39. On the facts of this case, it cannot be that the Accused was swinging successively between sanity and insanity in the entire material period. Regarding the specific events of 20th May, 2015these are consistent with evidence of the surrounding circumstances before the date, with regard to the Accused’s mental state. In my view, it would amount to stretching the statutory defence provided in Section 12 of the Penal Code to unreasonable limits to conclude, as the defence seemed to require of the court, that all spouse batterers and those who threaten suicide or murder their spouses do so because they labour under mental illness and ought to be treated as such.

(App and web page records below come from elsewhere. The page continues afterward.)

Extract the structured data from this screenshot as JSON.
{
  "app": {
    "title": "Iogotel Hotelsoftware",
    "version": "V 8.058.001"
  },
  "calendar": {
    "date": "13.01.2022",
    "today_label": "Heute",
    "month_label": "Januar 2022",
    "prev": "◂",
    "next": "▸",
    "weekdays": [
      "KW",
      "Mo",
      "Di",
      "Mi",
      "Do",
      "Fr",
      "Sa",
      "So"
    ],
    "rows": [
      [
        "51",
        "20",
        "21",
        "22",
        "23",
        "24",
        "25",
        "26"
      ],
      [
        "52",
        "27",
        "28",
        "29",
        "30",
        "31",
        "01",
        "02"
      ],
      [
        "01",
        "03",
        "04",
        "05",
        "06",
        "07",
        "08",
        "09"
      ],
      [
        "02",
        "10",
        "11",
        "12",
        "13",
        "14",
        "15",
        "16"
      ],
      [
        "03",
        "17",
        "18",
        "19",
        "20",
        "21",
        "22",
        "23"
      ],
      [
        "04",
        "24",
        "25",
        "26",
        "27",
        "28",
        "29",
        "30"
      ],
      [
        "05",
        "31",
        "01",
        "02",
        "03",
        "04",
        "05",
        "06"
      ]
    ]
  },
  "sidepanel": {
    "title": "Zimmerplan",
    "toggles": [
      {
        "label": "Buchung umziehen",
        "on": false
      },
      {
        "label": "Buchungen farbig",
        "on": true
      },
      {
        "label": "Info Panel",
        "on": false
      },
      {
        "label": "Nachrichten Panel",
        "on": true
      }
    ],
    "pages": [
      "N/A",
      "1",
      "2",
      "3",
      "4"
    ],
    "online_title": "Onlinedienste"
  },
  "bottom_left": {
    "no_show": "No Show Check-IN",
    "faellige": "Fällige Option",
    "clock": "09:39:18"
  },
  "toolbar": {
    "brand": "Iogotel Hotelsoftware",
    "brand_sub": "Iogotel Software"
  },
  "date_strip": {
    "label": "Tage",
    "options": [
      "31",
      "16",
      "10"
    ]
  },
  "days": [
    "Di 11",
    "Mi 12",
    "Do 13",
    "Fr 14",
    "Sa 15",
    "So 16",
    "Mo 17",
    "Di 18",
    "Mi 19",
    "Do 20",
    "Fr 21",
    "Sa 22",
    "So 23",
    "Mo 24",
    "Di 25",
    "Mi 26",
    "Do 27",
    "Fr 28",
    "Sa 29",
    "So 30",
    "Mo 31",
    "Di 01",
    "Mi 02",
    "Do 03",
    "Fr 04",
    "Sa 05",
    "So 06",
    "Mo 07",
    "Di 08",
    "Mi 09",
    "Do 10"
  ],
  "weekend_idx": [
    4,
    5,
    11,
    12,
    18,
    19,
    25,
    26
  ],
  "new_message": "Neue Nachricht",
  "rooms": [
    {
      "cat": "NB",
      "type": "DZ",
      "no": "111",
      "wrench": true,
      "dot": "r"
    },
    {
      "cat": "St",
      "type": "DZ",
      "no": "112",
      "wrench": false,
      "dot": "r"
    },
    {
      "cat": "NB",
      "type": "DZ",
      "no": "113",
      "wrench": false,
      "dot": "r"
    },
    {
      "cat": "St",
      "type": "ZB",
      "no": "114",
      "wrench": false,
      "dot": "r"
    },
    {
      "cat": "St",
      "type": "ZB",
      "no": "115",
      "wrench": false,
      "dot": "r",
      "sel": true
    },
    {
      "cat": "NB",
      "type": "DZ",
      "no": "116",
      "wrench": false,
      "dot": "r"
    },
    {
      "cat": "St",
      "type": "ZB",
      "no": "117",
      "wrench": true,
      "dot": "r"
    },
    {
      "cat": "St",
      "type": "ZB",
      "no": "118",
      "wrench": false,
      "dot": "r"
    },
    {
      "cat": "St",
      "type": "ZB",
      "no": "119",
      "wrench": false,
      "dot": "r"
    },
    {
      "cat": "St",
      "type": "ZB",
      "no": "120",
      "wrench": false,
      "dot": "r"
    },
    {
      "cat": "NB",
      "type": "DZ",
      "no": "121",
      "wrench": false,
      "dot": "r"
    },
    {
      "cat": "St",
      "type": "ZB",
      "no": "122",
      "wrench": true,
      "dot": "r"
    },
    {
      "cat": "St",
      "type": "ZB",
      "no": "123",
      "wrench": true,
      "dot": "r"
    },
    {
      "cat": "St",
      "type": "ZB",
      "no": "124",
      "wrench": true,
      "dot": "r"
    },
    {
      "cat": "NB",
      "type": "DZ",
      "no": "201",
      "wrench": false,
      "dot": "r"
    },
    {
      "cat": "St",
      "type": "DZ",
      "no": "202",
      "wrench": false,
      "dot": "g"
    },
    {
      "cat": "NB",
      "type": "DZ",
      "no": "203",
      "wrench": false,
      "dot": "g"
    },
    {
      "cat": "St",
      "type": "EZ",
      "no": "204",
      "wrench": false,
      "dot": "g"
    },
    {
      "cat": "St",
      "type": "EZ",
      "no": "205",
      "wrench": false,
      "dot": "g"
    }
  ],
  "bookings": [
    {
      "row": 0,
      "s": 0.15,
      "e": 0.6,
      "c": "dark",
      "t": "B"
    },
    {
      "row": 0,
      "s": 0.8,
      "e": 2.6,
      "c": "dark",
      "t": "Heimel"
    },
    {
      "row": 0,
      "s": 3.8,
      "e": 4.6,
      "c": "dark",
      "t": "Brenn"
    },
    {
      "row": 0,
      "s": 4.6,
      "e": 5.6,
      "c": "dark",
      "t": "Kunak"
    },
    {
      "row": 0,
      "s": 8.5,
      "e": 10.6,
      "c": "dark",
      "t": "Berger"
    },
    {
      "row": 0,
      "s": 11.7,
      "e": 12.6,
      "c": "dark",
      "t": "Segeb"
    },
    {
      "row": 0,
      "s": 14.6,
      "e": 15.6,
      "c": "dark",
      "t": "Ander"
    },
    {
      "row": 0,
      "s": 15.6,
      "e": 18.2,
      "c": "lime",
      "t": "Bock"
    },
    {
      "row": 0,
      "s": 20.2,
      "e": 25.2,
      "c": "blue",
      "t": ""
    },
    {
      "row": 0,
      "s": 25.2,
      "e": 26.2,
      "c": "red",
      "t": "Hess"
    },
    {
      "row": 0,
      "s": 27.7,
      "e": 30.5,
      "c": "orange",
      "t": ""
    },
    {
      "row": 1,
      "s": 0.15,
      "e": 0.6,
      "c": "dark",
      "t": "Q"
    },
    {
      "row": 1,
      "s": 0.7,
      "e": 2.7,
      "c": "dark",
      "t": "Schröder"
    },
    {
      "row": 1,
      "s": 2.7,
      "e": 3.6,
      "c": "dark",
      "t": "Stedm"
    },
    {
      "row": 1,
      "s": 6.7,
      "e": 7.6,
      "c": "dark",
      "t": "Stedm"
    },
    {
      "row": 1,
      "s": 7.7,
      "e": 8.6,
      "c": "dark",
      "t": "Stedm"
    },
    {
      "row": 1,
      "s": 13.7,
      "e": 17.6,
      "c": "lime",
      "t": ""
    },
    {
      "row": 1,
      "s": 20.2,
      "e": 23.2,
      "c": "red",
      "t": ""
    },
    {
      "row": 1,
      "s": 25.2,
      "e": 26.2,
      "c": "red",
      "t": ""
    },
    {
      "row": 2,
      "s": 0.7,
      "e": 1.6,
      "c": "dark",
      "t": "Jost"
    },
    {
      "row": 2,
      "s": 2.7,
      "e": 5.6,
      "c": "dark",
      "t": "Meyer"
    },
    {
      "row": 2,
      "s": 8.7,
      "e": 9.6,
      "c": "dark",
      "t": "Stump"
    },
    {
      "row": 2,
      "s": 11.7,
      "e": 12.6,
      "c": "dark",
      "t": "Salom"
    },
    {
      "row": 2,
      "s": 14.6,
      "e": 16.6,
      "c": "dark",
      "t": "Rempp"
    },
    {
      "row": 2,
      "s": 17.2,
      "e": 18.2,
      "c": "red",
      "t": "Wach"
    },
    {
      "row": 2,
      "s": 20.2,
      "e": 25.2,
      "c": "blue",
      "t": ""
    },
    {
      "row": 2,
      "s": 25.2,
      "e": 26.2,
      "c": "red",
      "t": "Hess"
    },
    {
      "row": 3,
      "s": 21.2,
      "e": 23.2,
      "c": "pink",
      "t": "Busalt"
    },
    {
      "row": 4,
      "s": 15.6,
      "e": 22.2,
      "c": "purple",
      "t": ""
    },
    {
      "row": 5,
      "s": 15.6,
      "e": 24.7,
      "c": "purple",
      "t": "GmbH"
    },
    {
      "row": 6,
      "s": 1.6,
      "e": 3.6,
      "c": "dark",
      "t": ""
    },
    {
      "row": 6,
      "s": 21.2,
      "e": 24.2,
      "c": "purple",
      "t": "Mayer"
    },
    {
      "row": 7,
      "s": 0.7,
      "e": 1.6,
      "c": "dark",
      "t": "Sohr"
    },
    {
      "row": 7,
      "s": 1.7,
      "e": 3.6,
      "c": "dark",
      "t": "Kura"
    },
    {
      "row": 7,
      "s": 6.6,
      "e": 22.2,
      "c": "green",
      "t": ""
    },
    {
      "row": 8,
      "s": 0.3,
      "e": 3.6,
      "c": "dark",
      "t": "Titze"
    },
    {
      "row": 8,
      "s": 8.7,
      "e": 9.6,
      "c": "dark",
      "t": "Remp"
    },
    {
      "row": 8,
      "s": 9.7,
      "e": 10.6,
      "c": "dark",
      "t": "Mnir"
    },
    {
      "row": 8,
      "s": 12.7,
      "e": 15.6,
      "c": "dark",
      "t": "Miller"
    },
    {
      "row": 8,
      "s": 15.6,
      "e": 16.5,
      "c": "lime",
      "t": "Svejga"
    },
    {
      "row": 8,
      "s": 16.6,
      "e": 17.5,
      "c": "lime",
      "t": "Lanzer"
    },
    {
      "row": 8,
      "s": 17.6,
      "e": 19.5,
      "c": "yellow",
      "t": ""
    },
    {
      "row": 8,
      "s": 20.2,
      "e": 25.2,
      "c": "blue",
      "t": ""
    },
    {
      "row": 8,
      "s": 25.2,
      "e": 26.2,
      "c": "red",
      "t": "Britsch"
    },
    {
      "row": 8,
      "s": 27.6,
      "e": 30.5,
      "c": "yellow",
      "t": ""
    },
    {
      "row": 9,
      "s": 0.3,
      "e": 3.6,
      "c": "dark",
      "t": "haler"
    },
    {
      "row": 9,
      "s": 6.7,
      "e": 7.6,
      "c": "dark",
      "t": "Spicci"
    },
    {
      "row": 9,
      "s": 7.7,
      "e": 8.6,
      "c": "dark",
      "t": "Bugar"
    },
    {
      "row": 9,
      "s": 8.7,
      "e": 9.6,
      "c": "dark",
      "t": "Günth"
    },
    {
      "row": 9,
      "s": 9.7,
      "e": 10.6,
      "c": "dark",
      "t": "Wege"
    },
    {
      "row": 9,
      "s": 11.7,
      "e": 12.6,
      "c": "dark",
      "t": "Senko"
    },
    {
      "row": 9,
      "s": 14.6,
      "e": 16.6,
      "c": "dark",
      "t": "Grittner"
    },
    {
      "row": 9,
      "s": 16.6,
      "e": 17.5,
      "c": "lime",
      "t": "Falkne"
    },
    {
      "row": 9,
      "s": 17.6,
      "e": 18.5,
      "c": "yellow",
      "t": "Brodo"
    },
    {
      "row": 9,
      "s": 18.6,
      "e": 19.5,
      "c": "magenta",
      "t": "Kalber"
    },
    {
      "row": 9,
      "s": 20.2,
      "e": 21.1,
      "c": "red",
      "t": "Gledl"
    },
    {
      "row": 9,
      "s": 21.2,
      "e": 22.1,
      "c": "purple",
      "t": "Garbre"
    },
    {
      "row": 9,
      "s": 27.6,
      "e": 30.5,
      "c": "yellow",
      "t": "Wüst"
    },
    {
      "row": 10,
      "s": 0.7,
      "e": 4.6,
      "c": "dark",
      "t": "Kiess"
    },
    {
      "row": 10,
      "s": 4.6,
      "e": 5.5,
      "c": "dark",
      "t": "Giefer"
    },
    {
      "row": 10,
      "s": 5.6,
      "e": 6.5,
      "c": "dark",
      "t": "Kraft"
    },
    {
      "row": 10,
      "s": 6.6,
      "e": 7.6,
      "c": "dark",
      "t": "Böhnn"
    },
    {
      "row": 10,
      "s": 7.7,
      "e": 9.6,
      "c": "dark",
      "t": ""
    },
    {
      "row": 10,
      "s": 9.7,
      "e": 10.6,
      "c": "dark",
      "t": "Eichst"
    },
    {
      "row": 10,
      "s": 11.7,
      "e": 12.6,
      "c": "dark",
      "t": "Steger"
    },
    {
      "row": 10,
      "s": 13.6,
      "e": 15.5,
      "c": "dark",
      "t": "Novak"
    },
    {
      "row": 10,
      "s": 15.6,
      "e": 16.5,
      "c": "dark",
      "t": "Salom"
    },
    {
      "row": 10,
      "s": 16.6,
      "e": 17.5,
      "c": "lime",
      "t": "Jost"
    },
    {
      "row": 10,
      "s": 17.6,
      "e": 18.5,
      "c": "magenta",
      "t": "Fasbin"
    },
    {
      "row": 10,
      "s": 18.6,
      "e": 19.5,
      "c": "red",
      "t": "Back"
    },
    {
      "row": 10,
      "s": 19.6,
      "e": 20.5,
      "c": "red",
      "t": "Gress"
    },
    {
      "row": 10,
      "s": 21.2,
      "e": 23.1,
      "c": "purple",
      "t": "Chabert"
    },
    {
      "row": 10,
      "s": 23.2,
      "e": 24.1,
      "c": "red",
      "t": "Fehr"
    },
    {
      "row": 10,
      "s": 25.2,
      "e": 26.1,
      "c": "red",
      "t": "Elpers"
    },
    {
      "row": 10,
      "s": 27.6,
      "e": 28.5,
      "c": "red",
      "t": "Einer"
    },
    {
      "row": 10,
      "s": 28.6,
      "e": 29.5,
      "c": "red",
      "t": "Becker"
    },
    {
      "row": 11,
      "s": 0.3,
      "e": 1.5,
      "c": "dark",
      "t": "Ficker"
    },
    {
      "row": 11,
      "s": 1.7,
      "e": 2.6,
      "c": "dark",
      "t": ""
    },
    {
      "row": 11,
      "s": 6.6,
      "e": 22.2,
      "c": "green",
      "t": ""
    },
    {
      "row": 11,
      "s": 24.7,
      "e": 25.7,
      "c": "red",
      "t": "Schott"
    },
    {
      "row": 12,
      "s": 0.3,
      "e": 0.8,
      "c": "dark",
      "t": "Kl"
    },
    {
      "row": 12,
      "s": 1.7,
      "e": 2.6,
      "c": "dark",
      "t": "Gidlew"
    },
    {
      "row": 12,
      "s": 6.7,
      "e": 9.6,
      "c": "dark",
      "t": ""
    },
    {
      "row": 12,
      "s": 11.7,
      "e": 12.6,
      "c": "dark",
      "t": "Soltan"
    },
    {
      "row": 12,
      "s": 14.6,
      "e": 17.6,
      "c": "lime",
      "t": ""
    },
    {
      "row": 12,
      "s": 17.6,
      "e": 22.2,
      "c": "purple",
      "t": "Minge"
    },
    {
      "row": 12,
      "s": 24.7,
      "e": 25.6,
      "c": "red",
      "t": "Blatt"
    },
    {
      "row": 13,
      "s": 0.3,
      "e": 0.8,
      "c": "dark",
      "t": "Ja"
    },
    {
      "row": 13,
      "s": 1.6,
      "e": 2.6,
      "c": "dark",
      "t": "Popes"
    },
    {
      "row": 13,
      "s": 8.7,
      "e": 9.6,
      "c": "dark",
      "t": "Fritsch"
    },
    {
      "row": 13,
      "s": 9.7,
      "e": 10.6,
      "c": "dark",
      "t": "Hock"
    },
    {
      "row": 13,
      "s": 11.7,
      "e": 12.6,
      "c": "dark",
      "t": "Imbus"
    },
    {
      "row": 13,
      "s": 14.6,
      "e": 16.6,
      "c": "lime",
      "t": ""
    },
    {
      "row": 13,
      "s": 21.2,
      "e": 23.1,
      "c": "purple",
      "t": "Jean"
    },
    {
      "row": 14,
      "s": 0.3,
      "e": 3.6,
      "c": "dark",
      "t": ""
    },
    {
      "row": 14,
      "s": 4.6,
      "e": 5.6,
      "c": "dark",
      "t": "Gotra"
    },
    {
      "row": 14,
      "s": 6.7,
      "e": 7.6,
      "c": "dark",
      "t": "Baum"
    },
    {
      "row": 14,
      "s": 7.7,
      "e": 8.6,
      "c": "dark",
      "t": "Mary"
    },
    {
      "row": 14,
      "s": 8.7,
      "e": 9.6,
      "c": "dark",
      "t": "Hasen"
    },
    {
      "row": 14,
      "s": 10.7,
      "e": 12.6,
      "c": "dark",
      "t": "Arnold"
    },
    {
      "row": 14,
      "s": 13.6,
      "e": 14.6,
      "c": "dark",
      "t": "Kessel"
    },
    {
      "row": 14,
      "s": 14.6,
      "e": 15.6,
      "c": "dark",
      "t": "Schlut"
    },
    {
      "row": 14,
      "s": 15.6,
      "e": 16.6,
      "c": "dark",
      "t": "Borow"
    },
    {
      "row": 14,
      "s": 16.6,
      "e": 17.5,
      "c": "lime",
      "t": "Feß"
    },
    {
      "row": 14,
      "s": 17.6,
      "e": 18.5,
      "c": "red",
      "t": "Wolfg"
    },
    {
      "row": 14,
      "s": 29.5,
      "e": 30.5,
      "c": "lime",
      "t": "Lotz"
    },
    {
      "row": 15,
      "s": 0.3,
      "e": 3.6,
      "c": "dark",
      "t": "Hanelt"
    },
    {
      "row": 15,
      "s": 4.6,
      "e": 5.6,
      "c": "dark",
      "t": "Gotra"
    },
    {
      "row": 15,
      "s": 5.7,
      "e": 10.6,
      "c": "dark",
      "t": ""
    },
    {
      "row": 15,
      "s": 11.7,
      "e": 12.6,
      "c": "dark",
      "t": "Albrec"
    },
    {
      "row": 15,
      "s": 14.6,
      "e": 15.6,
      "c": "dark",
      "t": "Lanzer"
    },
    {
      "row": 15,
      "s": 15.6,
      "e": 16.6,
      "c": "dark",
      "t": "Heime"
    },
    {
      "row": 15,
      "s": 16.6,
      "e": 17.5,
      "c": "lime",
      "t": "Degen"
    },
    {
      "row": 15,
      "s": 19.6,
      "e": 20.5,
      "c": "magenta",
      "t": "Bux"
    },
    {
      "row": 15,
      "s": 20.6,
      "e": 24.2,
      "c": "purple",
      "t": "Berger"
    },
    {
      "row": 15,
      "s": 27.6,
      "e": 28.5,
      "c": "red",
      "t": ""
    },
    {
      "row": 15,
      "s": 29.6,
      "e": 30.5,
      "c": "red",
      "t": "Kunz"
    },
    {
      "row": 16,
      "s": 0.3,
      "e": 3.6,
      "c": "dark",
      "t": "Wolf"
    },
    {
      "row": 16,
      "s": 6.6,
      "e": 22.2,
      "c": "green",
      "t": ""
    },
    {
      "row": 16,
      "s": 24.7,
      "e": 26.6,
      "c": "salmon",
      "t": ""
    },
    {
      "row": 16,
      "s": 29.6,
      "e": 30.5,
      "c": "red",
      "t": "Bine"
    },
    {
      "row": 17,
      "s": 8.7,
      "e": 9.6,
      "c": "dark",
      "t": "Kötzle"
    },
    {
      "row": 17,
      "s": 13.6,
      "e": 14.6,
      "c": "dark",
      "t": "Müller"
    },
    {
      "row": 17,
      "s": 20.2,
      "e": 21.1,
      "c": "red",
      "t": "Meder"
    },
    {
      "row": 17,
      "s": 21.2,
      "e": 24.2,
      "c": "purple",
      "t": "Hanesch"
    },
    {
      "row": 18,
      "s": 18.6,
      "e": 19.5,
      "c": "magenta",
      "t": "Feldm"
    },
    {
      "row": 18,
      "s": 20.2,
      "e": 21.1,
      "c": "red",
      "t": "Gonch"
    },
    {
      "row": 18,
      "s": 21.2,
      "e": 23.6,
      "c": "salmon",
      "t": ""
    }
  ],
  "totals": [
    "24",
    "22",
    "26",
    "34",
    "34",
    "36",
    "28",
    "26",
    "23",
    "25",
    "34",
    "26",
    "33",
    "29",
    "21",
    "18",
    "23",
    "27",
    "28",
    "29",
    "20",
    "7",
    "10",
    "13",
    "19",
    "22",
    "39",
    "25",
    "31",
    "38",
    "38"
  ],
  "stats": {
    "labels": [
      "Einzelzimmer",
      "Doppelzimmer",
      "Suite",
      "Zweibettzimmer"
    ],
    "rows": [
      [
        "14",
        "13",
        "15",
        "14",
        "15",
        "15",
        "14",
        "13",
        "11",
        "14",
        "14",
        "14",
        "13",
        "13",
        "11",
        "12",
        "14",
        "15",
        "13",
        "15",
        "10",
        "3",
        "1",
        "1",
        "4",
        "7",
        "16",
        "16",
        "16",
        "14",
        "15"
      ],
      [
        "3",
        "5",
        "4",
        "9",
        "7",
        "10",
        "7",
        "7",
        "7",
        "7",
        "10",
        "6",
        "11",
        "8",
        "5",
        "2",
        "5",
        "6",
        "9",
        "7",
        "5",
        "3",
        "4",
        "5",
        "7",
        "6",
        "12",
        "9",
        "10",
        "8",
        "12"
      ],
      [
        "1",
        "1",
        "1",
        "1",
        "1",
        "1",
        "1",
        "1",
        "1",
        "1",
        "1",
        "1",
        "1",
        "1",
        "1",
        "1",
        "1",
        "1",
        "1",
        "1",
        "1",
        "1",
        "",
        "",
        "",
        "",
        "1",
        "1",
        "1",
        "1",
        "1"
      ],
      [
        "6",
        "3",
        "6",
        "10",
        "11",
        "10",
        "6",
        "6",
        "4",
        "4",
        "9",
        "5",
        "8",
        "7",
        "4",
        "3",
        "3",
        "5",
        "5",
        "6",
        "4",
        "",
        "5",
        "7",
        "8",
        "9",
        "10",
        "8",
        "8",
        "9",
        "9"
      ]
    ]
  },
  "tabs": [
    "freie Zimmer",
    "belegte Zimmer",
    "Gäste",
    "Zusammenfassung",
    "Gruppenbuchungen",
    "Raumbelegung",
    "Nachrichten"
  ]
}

40. For purposes of the present case, I have given reasons why the defence of insanity does not hold. The same is rejected. On the evidence placed before me, I am satisfied that the Accused person, exasperated by the adamant refusal by the deceased to return to the matrimonial home, decided to deal with her violently. He armed himself with a sharp knife and waylaid her on the path she used from work to PW4’s house. At that scene he attacked her and slit her throat. The injuries documented in the post mortem form are severe. The deceased stood no chance of surviving a severed neck. The injuries manifest a clear intention to cause her death.
41. The murder was a self-fulfilling karma: having previously threatened to kill the deceased, the Accused eventually carried out his wishes. He cannot now be allowed to hide behind the convenient smokescreen of a vague mental illness. He is guilty of murder contrary to Section 203 of the Penal Code as charged. I so find and will convict him accordingly.
Delivered and signed in Naivasha this 20th day of December, 2017.
In the presence of:-
Mr. Mutinda for the DPP
Mr. Mburu for the Accused
Accused – present
Court Assistant – Barasa